http://quebec.huffingtonpost.ca/evelyne-abitbol-/emprisonnement-raif-badawi_b_17121574.html (FRANCAIS)

https://www.amnesty.fr/presse/arabie-saoudite-il-faut-librer-le-blogueur-raif-ba (FRANCAIS)

http://quebec.huffingtonpost.ca/evelyne-abitbol-/emprisonnement-raif-badawi_b_17121574.html (FRANCAIS)

https://www.amnesty.org/es/latest/news/2017/06/saudi-arabia-release-blogger-raif-badawi-still-behind-bars-after-five-years/ (ESPANOL)

Saudi Arabia: FREE WALEED

Payá in Havana in 2005. (Claudia Daut/Reuters)
Waleed Abulkhair, a Saudi Arabian human rights lawyer, was imprisoned for signing a petition calling for democracy, and for criticizing the Saudi Arabian government on news outlets and on Twitter. Now you have the chance to take action on Waleed’s behalf.

Freedom of Expression in Saudi Arabia

Freedom of expression is the right to share your thoughts and opinions, as well as the right to receive information from any source you choose. This means that you can criticize anyone, whether that’s the president, a neighbor, or anyone you disagree with. You can watch any TV show, read any books and newspapers, and access any websites you want.

However, while most governments have the power to limit freedom of expression, non-democracies often abuse this power. One way they do so is by imprisoning people who speak out against the government; another way to limit freedom of expression is by controlling the media. They do this by blocking websites, shutting down news outlets and social media sites, and harassing journalists and activists.

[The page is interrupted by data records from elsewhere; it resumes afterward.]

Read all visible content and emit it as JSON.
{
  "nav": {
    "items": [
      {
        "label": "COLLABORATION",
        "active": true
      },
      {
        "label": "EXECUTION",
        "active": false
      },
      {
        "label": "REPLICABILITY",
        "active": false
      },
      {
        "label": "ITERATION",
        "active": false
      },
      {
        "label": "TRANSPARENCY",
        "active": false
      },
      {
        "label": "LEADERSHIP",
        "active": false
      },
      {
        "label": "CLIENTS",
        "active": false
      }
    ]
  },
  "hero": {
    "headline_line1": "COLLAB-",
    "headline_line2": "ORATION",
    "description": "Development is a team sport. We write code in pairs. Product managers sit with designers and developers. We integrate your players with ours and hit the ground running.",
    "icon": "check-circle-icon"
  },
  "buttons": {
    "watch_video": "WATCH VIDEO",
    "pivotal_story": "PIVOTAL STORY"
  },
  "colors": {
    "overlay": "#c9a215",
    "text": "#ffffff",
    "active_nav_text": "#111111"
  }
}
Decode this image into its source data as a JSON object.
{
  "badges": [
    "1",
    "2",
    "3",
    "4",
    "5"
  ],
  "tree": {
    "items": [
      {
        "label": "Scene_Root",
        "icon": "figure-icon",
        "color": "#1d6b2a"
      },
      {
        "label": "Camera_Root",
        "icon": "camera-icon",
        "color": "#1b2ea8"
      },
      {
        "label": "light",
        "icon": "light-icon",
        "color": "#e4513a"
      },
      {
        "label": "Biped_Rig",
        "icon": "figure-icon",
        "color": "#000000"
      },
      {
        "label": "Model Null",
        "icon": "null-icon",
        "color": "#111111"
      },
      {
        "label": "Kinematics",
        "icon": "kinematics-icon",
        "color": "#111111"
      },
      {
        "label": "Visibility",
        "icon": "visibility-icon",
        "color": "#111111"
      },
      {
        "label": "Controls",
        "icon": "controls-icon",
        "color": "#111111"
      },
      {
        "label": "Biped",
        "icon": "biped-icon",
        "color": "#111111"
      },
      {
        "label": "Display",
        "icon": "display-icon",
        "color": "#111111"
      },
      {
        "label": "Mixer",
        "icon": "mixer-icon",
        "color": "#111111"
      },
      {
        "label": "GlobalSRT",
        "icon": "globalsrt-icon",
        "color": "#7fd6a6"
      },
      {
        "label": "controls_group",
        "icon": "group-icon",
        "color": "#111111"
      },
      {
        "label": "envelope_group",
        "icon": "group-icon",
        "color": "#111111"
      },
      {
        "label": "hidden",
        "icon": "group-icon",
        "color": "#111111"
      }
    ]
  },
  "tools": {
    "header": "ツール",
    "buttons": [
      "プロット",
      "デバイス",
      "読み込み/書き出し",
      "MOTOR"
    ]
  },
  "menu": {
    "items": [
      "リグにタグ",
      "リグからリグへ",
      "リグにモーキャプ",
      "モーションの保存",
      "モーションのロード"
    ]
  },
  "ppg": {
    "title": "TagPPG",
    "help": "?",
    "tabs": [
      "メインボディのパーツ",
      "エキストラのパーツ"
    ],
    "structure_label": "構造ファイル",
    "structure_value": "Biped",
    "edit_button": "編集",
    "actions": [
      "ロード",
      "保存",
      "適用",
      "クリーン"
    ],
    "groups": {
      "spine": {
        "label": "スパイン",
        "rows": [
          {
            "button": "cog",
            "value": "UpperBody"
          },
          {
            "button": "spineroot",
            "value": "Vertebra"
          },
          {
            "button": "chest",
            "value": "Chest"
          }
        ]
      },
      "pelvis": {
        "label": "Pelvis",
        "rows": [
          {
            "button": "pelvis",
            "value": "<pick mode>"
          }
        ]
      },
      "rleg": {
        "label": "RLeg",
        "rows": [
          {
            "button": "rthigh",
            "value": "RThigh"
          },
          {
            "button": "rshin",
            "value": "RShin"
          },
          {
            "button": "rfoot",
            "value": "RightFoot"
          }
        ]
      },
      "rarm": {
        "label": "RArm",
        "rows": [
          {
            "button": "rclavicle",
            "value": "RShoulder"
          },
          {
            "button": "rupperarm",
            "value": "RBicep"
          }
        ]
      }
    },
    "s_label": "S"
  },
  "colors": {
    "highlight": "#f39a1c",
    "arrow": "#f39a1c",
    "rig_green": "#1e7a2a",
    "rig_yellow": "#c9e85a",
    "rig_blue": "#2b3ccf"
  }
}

Saudi Arabia is ruled by a king who can create whatever laws he wants at any time. The royal family has complete control over most media outlets, and Saudi citizens are often imprisoned for criticizing the king, religion, or politics. HRF’s Free Speech Unlimited project lists Saudi Arabia among the worst offenders when it comes to prohibiting free speech.